The mountains gorillas of Bwindi move around freely and they do not stick to any trails. So, your trekking guide will take you on the area in Bwindi forest to get you in the general vicinity of a gorilla family first. When you get closer, you will possibly have to leave the trail and follow the guide and trackers while they make their way through forest undergrowth. They will try to find the easiest way through for you and they’ll use machetes to clear branches along the way.
Bwindi Impenetrable Forest is aptly named and vegetation tends to be very thick. Even the actual trails can be quite overgrown. In addition, the trails might be slippery when it rains. It is advised that you hire a porter who will not only carry your bag but also assist you along the trek.
Are Gorilla Sightings Guaranteed In Bwindi?
Mountain Gorillas roam freely through their territory and it can be tricky to find them sometimes. During the briefing you will be given by the head ranger before you begin any Bwindi gorilla trekking tour, you are rightly warned that sightings are not guaranteed. But, in recent years, the success rate has been 100%, so you can assume you’ll get to see the mountain gorillas. The only reason some people don’t succeed is if they are not physically up to it and decide to turn back.
Fitness Required For Gorilla Trekking in Bwindi
You will need to be reasonably fit for gorilla trekking in Bwindi Impenetrable Forest National Park.
If you are in good health and you are used to hiking, trekking, or walking, you should not have any problems though. As a last resort, you can book a ‘gorilla chair,’ where a team of strong local men literally carry you on your chair through Bwindi to the mountain gorillas.
However fit you are, it is always important to come suitably prepared. Bwindi National Park sees high levels of rainfall throughout the year. So, you need waterproof clothing and good hiking shoes.
Strong gardening gloves are not essential, but you are advised to come with them to protect your hands from stinging nettles and when supporting yourself on branches.
A good walking stick always helps on the slippery slopes. You might be offered a wooden stick at the park. Also porters are available at the trail head.
READ MORE: Gorilla Trekking For The Very Old.
What Are The Best Lodges In Bwindi Impenetrable National Park?
There are many Uganda safari lodges and camps in or near Bwindi Impenetrable National Park. When you are choosing where to stay in Bwindi, it is important to understand there are four different sectors in the park: Buhoma, Ruhija, Rushaga and Nkuringo as discussed above.
These four sectors act as destinations from which the trekking to different gorilla families commences. When booking a gorilla trekking permit for Bwindi, you book for a specific sector.

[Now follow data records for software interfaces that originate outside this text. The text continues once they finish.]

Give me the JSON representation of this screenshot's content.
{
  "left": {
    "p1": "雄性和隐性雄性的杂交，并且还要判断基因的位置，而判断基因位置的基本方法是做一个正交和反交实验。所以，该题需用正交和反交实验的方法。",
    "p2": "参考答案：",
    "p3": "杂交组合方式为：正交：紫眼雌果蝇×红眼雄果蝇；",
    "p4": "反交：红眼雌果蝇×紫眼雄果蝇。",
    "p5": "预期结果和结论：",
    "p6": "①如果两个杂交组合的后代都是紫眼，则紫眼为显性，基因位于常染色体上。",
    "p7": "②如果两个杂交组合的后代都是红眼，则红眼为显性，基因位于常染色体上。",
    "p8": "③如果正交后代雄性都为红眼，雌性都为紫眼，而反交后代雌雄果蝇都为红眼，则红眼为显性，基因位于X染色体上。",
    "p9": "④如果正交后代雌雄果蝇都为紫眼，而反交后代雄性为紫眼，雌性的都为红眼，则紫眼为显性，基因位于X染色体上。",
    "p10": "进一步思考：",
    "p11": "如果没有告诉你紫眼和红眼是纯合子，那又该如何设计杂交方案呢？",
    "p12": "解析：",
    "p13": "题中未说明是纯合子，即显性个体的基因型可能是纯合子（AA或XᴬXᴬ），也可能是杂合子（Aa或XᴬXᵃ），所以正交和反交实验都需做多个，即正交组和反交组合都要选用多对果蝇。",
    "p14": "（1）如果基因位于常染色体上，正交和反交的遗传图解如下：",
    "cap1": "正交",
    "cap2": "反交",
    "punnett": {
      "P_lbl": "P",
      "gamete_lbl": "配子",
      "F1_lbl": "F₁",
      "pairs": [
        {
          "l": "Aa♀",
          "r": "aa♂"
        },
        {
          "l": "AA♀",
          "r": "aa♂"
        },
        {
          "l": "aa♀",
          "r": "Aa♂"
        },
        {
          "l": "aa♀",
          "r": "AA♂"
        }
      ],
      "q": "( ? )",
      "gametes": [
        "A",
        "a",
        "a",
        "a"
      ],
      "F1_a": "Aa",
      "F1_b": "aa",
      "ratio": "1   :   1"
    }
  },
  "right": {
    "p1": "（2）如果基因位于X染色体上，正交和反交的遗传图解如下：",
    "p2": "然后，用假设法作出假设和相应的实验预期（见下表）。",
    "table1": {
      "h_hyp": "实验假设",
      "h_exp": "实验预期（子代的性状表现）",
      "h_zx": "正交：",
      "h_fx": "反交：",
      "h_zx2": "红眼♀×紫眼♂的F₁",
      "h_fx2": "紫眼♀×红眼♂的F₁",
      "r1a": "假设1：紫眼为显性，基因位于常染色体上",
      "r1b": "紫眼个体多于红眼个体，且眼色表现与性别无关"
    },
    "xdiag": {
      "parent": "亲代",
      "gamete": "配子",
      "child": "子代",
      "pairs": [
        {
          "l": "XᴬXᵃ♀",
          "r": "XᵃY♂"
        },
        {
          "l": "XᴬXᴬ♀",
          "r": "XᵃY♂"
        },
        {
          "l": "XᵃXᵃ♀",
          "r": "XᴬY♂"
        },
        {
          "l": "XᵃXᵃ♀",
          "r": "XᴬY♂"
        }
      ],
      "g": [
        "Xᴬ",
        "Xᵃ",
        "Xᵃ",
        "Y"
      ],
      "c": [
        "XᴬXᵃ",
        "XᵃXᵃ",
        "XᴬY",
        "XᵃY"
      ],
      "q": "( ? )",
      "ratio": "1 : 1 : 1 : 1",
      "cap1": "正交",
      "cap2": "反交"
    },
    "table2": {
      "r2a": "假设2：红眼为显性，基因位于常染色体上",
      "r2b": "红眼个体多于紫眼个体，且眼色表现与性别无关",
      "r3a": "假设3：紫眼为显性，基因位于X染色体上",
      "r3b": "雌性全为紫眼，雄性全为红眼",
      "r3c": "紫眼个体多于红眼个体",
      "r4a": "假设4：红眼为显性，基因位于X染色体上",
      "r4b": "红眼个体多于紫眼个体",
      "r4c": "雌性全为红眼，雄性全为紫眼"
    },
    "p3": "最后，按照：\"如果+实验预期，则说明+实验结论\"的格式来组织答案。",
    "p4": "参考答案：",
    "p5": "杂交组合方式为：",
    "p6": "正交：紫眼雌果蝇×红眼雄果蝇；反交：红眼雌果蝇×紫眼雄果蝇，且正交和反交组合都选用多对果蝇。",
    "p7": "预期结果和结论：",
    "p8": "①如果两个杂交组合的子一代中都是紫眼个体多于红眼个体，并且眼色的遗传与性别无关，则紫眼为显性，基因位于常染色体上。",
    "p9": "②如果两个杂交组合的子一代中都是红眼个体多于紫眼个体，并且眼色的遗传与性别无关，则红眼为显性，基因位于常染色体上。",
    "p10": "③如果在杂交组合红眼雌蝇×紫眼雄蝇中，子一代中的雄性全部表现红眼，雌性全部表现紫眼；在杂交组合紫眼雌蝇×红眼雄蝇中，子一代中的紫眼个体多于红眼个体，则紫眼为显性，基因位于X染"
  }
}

It makes sense to select accommodation at the sector you will be departing from. This is because the drive from one sector to another is long and the gorilla trek starts early in the morning. Keeping location in mind, there are many good lodges to choose from, including:
- Buhoma Lodge

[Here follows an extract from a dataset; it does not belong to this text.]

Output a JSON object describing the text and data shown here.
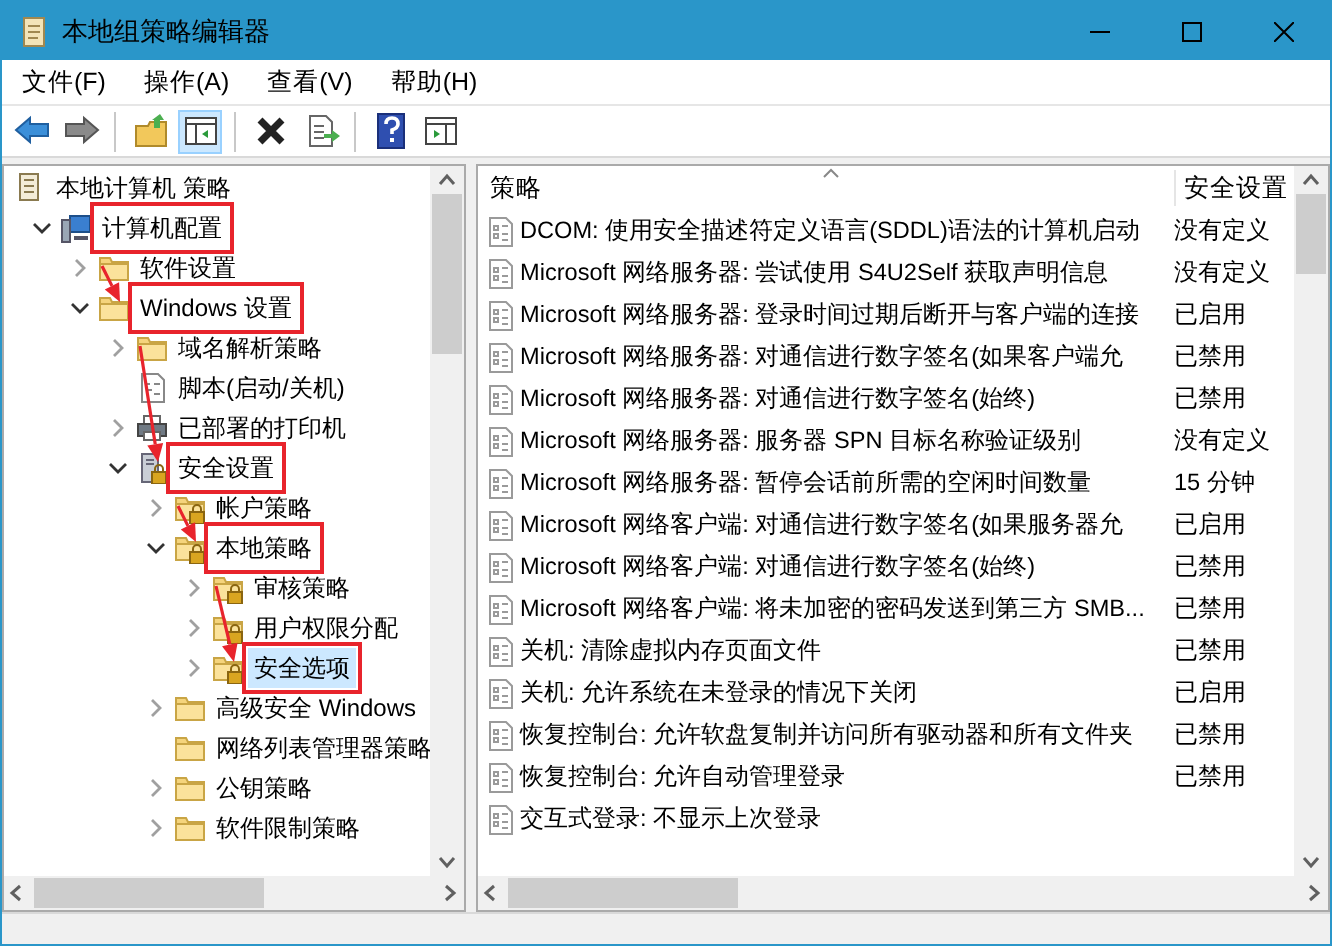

- Sanctuary Gorilla Forest Camp
- Volcanoes Bwindi Lodge
- Mahogany Springs
- Clouds Mountain Gorilla Lodge
- Chameleon Hill Lodge
- Mutanda Lake Resort
- Gorilla Mist Camp
- Agandi-Uganda Eco-Lodge
- Ichumbi Gorilla Lodge
- Trekker’s Tarven Cottages
READ MORE: 8 of the best luxury Bwindi Lodges
Can I Add Bwindi Gorilla Trekking To A Safari?
It is very easy to add your Bwindi gorilla trekking tour in Uganda to a general Kenya safari or Tanzania safari. A short flight from Kenya or Tanzania gets you to Entebbe, a leafy town on the shore of Lake Victoria – Africa’s largest lake in Uganda.
From here drive or fly to Bwindi Impenetrable National Park. While gorilla trekking fits into the East African safaris, you can also slot it into a Uganda safari holiday.
The highlights of best safari tours in Uganda packages include Bwindi for gorilla trekking, Kibale National Park for chimpanzee trekking and Queen Elizabeth National Park for a classic wildlife safari in the savannah and the possibility to see tree-climbing lions.
READ MORE: Combined East African Safaris